⟨

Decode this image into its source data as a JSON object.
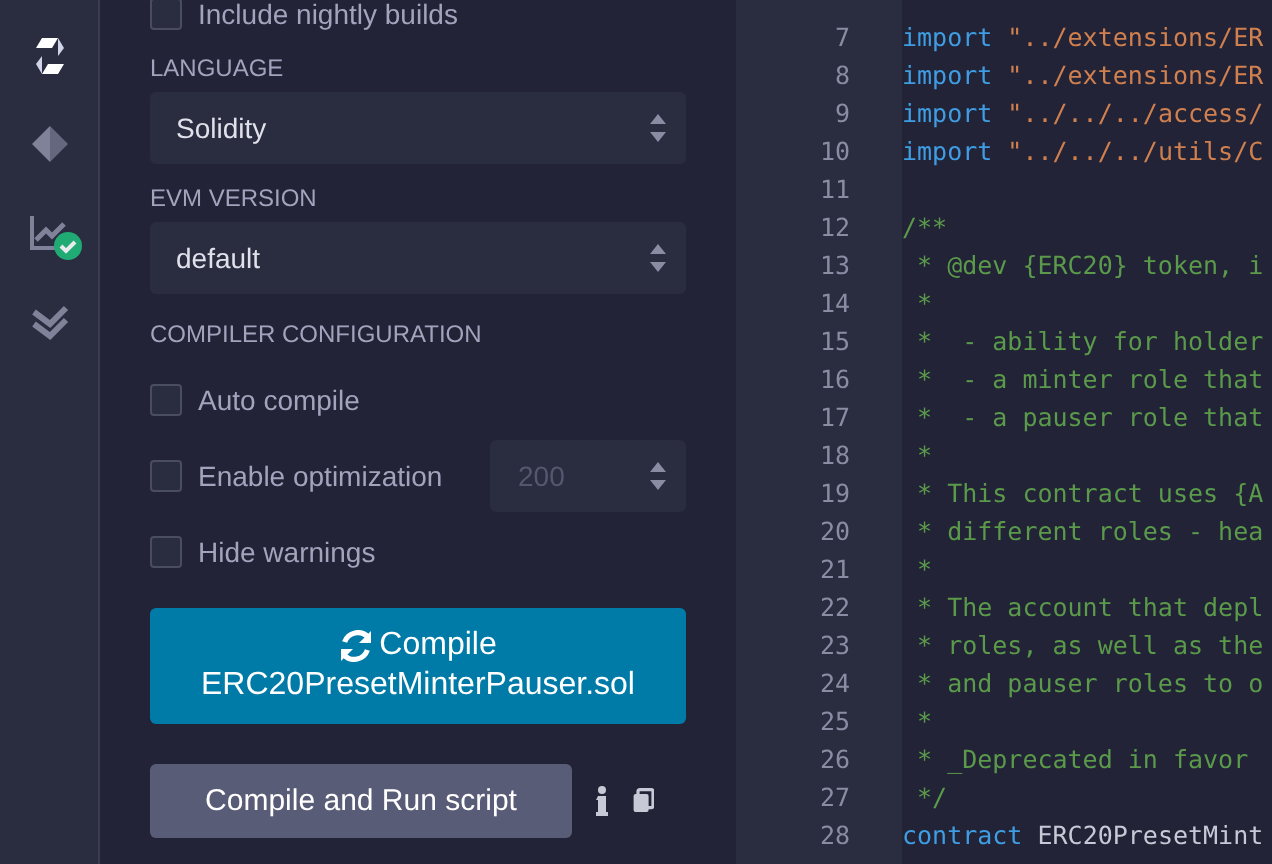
{
  "icon_bar": {
    "items": [
      {
        "kind": "solidity",
        "selected": true
      },
      {
        "kind": "deploy",
        "selected": false
      },
      {
        "kind": "analysis",
        "selected": false,
        "passed": true
      },
      {
        "kind": "verify",
        "selected": false
      }
    ]
  },
  "compiler_panel": {
    "nightly": {
      "label": "Include nightly builds",
      "checked": false
    },
    "language": {
      "label": "LANGUAGE",
      "value": "Solidity"
    },
    "evm_version": {
      "label": "EVM VERSION",
      "value": "default"
    },
    "configuration": {
      "label": "COMPILER CONFIGURATION",
      "options": [
        {
          "label": "Auto compile",
          "checked": false
        },
        {
          "label": "Enable optimization",
          "checked": false,
          "runs": "200",
          "disabled": true
        },
        {
          "label": "Hide warnings",
          "checked": false
        }
      ]
    },
    "compile_button": {
      "line_1": "Compile",
      "line_2": "ERC20PresetMinterPauser.sol"
    },
    "run_script_button": "Compile and Run script"
  },
  "editor": {
    "lines": [
      {
        "number": "7",
        "tokens": [
          {
            "kind": "keyword",
            "text": "import"
          },
          {
            "kind": "string",
            "text": " \"../extensions/ER"
          }
        ]
      },
      {
        "number": "8",
        "tokens": [
          {
            "kind": "keyword",
            "text": "import"
          },
          {
            "kind": "string",
            "text": " \"../extensions/ER"
          }
        ]
      },
      {
        "number": "9",
        "tokens": [
          {
            "kind": "keyword",
            "text": "import"
          },
          {
            "kind": "string",
            "text": " \"../../../access/"
          }
        ]
      },
      {
        "number": "10",
        "tokens": [
          {
            "kind": "keyword",
            "text": "import"
          },
          {
            "kind": "string",
            "text": " \"../../../utils/C"
          }
        ]
      },
      {
        "number": "11"
      },
      {
        "number": "12",
        "tokens": [
          {
            "kind": "comment",
            "text": "/**"
          }
        ]
      },
      {
        "number": "13",
        "tokens": [
          {
            "kind": "comment",
            "text": " * @dev {ERC20} token, i"
          }
        ]
      },
      {
        "number": "14",
        "tokens": [
          {
            "kind": "comment",
            "text": " *"
          }
        ]
      },
      {
        "number": "15",
        "tokens": [
          {
            "kind": "comment",
            "text": " *  - ability for holder"
          }
        ]
      },
      {
        "number": "16",
        "tokens": [
          {
            "kind": "comment",
            "text": " *  - a minter role that"
          }
        ]
      },
      {
        "number": "17",
        "tokens": [
          {
            "kind": "comment",
            "text": " *  - a pauser role that"
          }
        ]
      },
      {
        "number": "18",
        "tokens": [
          {
            "kind": "comment",
            "text": " *"
          }
        ]
      },
      {
        "number": "19",
        "tokens": [
          {
            "kind": "comment",
            "text": " * This contract uses {A"
          }
        ]
      },
      {
        "number": "20",
        "tokens": [
          {
            "kind": "comment",
            "text": " * different roles - hea"
          }
        ]
      },
      {
        "number": "21",
        "tokens": [
          {
            "kind": "comment",
            "text": " *"
          }
        ]
      },
      {
        "number": "22",
        "tokens": [
          {
            "kind": "comment",
            "text": " * The account that depl"
          }
        ]
      },
      {
        "number": "23",
        "tokens": [
          {
            "kind": "comment",
            "text": " * roles, as well as the"
          }
        ]
      },
      {
        "number": "24",
        "tokens": [
          {
            "kind": "comment",
            "text": " * and pauser roles to o"
          }
        ]
      },
      {
        "number": "25",
        "tokens": [
          {
            "kind": "comment",
            "text": " *"
          }
        ]
      },
      {
        "number": "26",
        "tokens": [
          {
            "kind": "comment",
            "text": " * _Deprecated in favor"
          }
        ]
      },
      {
        "number": "27",
        "tokens": [
          {
            "kind": "comment",
            "text": " */"
          }
        ]
      },
      {
        "number": "28",
        "tokens": [
          {
            "kind": "keyword",
            "text": "contract"
          },
          {
            "kind": "plain",
            "text": " ERC20PresetMint"
          }
        ]
      }
    ]
  }
}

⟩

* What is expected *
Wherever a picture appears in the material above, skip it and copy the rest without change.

* Task result *
Decode this image into its source data as a JSON object.
{
  "icon_bar": {
    "items": [
      {
        "kind": "solidity",
        "selected": true
      },
      {
        "kind": "deploy",
        "selected": false
      },
      {
        "kind": "analysis",
        "selected": false,
        "passed": true
      },
      {
        "kind": "verify",
        "selected": false
      }
    ]
  },
  "compiler_panel": {
    "nightly": {
      "label": "Include nightly builds",
      "checked": false
    },
    "language": {
      "label": "LANGUAGE",
      "value": "Solidity"
    },
    "evm_version": {
      "label": "EVM VERSION",
      "value": "default"
    },
    "configuration": {
      "label": "COMPILER CONFIGURATION",
      "options": [
        {
          "label": "Auto compile",
          "checked": false
        },
        {
          "label": "Enable optimization",
          "checked": false,
          "runs": "200",
          "disabled": true
        },
        {
          "label": "Hide warnings",
          "checked": false
        }
      ]
    },
    "compile_button": {
      "line_1": "Compile",
      "line_2": "ERC20PresetMinterPauser.sol"
    },
    "run_script_button": "Compile and Run script"
  },
  "editor": {
    "lines": [
      {
        "number": "7",
        "tokens": [
          {
            "kind": "keyword",
            "text": "import"
          },
          {
            "kind": "string",
            "text": " \"../extensions/ER"
          }
        ]
      },
      {
        "number": "8",
        "tokens": [
          {
            "kind": "keyword",
            "text": "import"
          },
          {
            "kind": "string",
            "text": " \"../extensions/ER"
          }
        ]
      },
      {
        "number": "9",
        "tokens": [
          {
            "kind": "keyword",
            "text": "import"
          },
          {
            "kind": "string",
            "text": " \"../../../access/"
          }
        ]
      },
      {
        "number": "10",
        "tokens": [
          {
            "kind": "keyword",
            "text": "import"
          },
          {
            "kind": "string",
            "text": " \"../../../utils/C"
          }
        ]
      },
      {
        "number": "11"
      },
      {
        "number": "12",
        "tokens": [
          {
            "kind": "comment",
            "text": "/**"
          }
        ]
      },
      {
        "number": "13",
        "tokens": [
          {
            "kind": "comment",
            "text": " * @dev {ERC20} token, i"
          }
        ]
      },
      {
        "number": "14",
        "tokens": [
          {
            "kind": "comment",
            "text": " *"
          }
        ]
      },
      {
        "number": "15",
        "tokens": [
          {
            "kind": "comment",
            "text": " *  - ability for holder"
          }
        ]
      },
      {
        "number": "16",
        "tokens": [
          {
            "kind": "comment",
            "text": " *  - a minter role that"
          }
        ]
      },
      {
        "number": "17",
        "tokens": [
          {
            "kind": "comment",
            "text": " *  - a pauser role that"
          }
        ]
      },
      {
        "number": "18",
        "tokens": [
          {
            "kind": "comment",
            "text": " *"
          }
        ]
      },
      {
        "number": "19",
        "tokens": [
          {
            "kind": "comment",
            "text": " * This contract uses {A"
          }
        ]
      },
      {
        "number": "20",
        "tokens": [
          {
            "kind": "comment",
            "text": " * different roles - hea"
          }
        ]
      },
      {
        "number": "21",
        "tokens": [
          {
            "kind": "comment",
            "text": " *"
          }
        ]
      },
      {
        "number": "22",
        "tokens": [
          {
            "kind": "comment",
            "text": " * The account that depl"
          }
        ]
      },
      {
        "number": "23",
        "tokens": [
          {
            "kind": "comment",
            "text": " * roles, as well as the"
          }
        ]
      },
      {
        "number": "24",
        "tokens": [
          {
            "kind": "comment",
            "text": " * and pauser roles to o"
          }
        ]
      },
      {
        "number": "25",
        "tokens": [
          {
            "kind": "comment",
            "text": " *"
          }
        ]
      },
      {
        "number": "26",
        "tokens": [
          {
            "kind": "comment",
            "text": " * _Deprecated in favor"
          }
        ]
      },
      {
        "number": "27",
        "tokens": [
          {
            "kind": "comment",
            "text": " */"
          }
        ]
      },
      {
        "number": "28",
        "tokens": [
          {
            "kind": "keyword",
            "text": "contract"
          },
          {
            "kind": "plain",
            "text": " ERC20PresetMint"
          }
        ]
      }
    ]
  }
}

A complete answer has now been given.